**EXERCISE DETAILS**
Print every record exactly, with nothing added or left out.

-------- SUPPLIED DATA --------

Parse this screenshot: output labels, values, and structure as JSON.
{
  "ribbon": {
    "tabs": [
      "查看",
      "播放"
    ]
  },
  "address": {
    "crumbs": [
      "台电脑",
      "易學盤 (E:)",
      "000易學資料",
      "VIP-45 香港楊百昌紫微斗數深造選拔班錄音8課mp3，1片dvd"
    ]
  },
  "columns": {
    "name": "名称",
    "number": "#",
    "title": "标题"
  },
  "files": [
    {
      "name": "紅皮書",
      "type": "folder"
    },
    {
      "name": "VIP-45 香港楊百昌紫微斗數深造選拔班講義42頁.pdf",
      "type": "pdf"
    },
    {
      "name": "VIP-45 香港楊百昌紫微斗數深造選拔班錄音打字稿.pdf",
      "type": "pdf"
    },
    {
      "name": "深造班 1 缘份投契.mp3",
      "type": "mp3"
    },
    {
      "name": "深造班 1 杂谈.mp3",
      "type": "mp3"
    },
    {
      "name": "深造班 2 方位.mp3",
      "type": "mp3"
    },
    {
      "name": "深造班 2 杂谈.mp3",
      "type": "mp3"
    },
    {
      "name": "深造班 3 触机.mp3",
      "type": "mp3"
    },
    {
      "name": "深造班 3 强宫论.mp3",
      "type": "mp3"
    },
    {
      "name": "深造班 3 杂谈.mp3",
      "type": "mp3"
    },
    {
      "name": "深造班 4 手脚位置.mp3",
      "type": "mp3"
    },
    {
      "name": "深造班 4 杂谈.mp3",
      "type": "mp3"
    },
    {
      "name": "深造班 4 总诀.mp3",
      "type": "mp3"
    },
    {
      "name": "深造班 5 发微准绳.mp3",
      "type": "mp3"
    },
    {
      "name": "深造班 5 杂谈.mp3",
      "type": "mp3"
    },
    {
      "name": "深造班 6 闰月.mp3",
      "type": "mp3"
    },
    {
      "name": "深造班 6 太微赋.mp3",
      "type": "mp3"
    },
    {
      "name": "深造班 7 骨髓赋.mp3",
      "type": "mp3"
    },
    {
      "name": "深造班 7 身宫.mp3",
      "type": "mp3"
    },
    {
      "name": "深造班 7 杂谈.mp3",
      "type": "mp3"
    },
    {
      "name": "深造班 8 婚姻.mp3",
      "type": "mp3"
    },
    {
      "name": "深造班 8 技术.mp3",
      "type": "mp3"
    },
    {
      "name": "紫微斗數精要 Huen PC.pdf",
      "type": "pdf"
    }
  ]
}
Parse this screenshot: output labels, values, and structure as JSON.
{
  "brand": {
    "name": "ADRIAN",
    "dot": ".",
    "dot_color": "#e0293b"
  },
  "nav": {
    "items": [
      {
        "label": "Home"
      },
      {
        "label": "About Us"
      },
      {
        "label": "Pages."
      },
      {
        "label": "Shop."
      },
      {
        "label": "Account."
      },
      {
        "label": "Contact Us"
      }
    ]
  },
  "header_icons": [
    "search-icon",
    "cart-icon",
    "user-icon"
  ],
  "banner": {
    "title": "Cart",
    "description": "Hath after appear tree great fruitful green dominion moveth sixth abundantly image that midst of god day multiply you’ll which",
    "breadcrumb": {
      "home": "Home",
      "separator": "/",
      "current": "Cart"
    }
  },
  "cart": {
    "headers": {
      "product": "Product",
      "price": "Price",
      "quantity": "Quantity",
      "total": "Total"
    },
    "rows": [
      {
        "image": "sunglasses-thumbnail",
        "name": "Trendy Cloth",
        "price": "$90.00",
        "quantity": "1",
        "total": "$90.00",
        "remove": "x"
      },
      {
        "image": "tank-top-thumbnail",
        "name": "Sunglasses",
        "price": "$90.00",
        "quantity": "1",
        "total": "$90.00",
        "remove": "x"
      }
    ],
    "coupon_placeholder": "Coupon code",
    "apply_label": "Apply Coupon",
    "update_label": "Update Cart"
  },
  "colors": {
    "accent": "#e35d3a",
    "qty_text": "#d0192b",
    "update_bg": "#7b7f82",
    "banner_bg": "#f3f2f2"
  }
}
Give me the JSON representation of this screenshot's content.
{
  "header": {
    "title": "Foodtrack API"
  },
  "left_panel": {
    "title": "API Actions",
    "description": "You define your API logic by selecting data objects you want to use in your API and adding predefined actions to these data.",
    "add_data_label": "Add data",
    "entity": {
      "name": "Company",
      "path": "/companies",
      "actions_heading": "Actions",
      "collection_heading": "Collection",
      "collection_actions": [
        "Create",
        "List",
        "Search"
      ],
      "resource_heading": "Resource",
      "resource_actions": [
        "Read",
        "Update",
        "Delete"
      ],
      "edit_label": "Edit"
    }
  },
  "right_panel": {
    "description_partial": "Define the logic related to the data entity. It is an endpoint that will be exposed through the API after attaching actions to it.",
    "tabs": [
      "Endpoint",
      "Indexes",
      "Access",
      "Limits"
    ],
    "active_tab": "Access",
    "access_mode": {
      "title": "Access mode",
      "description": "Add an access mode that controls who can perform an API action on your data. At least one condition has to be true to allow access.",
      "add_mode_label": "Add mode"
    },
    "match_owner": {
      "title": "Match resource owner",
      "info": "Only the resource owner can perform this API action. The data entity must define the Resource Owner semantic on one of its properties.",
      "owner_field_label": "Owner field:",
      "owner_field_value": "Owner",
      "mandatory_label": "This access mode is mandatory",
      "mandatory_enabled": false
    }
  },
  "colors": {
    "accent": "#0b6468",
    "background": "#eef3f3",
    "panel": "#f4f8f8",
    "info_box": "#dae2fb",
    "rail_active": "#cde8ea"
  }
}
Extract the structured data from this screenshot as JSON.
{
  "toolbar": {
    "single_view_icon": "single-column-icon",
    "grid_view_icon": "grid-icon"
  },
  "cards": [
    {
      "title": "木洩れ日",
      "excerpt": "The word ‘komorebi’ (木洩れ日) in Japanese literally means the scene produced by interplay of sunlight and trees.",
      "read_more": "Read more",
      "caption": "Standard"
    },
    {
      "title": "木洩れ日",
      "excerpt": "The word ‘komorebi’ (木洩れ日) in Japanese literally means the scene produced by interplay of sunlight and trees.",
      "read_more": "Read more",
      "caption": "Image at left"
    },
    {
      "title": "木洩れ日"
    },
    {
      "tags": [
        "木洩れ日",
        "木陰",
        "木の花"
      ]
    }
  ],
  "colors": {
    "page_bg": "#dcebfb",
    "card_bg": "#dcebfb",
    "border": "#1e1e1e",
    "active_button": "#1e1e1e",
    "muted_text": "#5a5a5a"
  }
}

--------

**RESPONSE FOR THIS EXERCISE**
Parse this screenshot: output labels, values, and structure as JSON.
{
  "ribbon": {
    "tabs": [
      "查看",
      "播放"
    ]
  },
  "address": {
    "crumbs": [
      "台电脑",
      "易學盤 (E:)",
      "000易學資料",
      "VIP-45 香港楊百昌紫微斗數深造選拔班錄音8課mp3，1片dvd"
    ]
  },
  "columns": {
    "name": "名称",
    "number": "#",
    "title": "标题"
  },
  "files": [
    {
      "name": "紅皮書",
      "type": "folder"
    },
    {
      "name": "VIP-45 香港楊百昌紫微斗數深造選拔班講義42頁.pdf",
      "type": "pdf"
    },
    {
      "name": "VIP-45 香港楊百昌紫微斗數深造選拔班錄音打字稿.pdf",
      "type": "pdf"
    },
    {
      "name": "深造班 1 缘份投契.mp3",
      "type": "mp3"
    },
    {
      "name": "深造班 1 杂谈.mp3",
      "type": "mp3"
    },
    {
      "name": "深造班 2 方位.mp3",
      "type": "mp3"
    },
    {
      "name": "深造班 2 杂谈.mp3",
      "type": "mp3"
    },
    {
      "name": "深造班 3 触机.mp3",
      "type": "mp3"
    },
    {
      "name": "深造班 3 强宫论.mp3",
      "type": "mp3"
    },
    {
      "name": "深造班 3 杂谈.mp3",
      "type": "mp3"
    },
    {
      "name": "深造班 4 手脚位置.mp3",
      "type": "mp3"
    },
    {
      "name": "深造班 4 杂谈.mp3",
      "type": "mp3"
    },
    {
      "name": "深造班 4 总诀.mp3",
      "type": "mp3"
    },
    {
      "name": "深造班 5 发微准绳.mp3",
      "type": "mp3"
    },
    {
      "name": "深造班 5 杂谈.mp3",
      "type": "mp3"
    },
    {
      "name": "深造班 6 闰月.mp3",
      "type": "mp3"
    },
    {
      "name": "深造班 6 太微赋.mp3",
      "type": "mp3"
    },
    {
      "name": "深造班 7 骨髓赋.mp3",
      "type": "mp3"
    },
    {
      "name": "深造班 7 身宫.mp3",
      "type": "mp3"
    },
    {
      "name": "深造班 7 杂谈.mp3",
      "type": "mp3"
    },
    {
      "name": "深造班 8 婚姻.mp3",
      "type": "mp3"
    },
    {
      "name": "深造班 8 技术.mp3",
      "type": "mp3"
    },
    {
      "name": "紫微斗數精要 Huen PC.pdf",
      "type": "pdf"
    }
  ]
}
Parse this screenshot: output labels, values, and structure as JSON.
{
  "brand": {
    "name": "ADRIAN",
    "dot": ".",
    "dot_color": "#e0293b"
  },
  "nav": {
    "items": [
      {
        "label": "Home"
      },
      {
        "label": "About Us"
      },
      {
        "label": "Pages."
      },
      {
        "label": "Shop."
      },
      {
        "label": "Account."
      },
      {
        "label": "Contact Us"
      }
    ]
  },
  "header_icons": [
    "search-icon",
    "cart-icon",
    "user-icon"
  ],
  "banner": {
    "title": "Cart",
    "description": "Hath after appear tree great fruitful green dominion moveth sixth abundantly image that midst of god day multiply you’ll which",
    "breadcrumb": {
      "home": "Home",
      "separator": "/",
      "current": "Cart"
    }
  },
  "cart": {
    "headers": {
      "product": "Product",
      "price": "Price",
      "quantity": "Quantity",
      "total": "Total"
    },
    "rows": [
      {
        "image": "sunglasses-thumbnail",
        "name": "Trendy Cloth",
        "price": "$90.00",
        "quantity": "1",
        "total": "$90.00",
        "remove": "x"
      },
      {
        "image": "tank-top-thumbnail",
        "name": "Sunglasses",
        "price": "$90.00",
        "quantity": "1",
        "total": "$90.00",
        "remove": "x"
      }
    ],
    "coupon_placeholder": "Coupon code",
    "apply_label": "Apply Coupon",
    "update_label": "Update Cart"
  },
  "colors": {
    "accent": "#e35d3a",
    "qty_text": "#d0192b",
    "update_bg": "#7b7f82",
    "banner_bg": "#f3f2f2"
  }
}
Give me the JSON representation of this screenshot's content.
{
  "header": {
    "title": "Foodtrack API"
  },
  "left_panel": {
    "title": "API Actions",
    "description": "You define your API logic by selecting data objects you want to use in your API and adding predefined actions to these data.",
    "add_data_label": "Add data",
    "entity": {
      "name": "Company",
      "path": "/companies",
      "actions_heading": "Actions",
      "collection_heading": "Collection",
      "collection_actions": [
        "Create",
        "List",
        "Search"
      ],
      "resource_heading": "Resource",
      "resource_actions": [
        "Read",
        "Update",
        "Delete"
      ],
      "edit_label": "Edit"
    }
  },
  "right_panel": {
    "description_partial": "Define the logic related to the data entity. It is an endpoint that will be exposed through the API after attaching actions to it.",
    "tabs": [
      "Endpoint",
      "Indexes",
      "Access",
      "Limits"
    ],
    "active_tab": "Access",
    "access_mode": {
      "title": "Access mode",
      "description": "Add an access mode that controls who can perform an API action on your data. At least one condition has to be true to allow access.",
      "add_mode_label": "Add mode"
    },
    "match_owner": {
      "title": "Match resource owner",
      "info": "Only the resource owner can perform this API action. The data entity must define the Resource Owner semantic on one of its properties.",
      "owner_field_label": "Owner field:",
      "owner_field_value": "Owner",
      "mandatory_label": "This access mode is mandatory",
      "mandatory_enabled": false
    }
  },
  "colors": {
    "accent": "#0b6468",
    "background": "#eef3f3",
    "panel": "#f4f8f8",
    "info_box": "#dae2fb",
    "rail_active": "#cde8ea"
  }
}
Extract the structured data from this screenshot as JSON.
{
  "toolbar": {
    "single_view_icon": "single-column-icon",
    "grid_view_icon": "grid-icon"
  },
  "cards": [
    {
      "title": "木洩れ日",
      "excerpt": "The word ‘komorebi’ (木洩れ日) in Japanese literally means the scene produced by interplay of sunlight and trees.",
      "read_more": "Read more",
      "caption": "Standard"
    },
    {
      "title": "木洩れ日",
      "excerpt": "The word ‘komorebi’ (木洩れ日) in Japanese literally means the scene produced by interplay of sunlight and trees.",
      "read_more": "Read more",
      "caption": "Image at left"
    },
    {
      "title": "木洩れ日"
    },
    {
      "tags": [
        "木洩れ日",
        "木陰",
        "木の花"
      ]
    }
  ],
  "colors": {
    "page_bg": "#dcebfb",
    "card_bg": "#dcebfb",
    "border": "#1e1e1e",
    "active_button": "#1e1e1e",
    "muted_text": "#5a5a5a"
  }
}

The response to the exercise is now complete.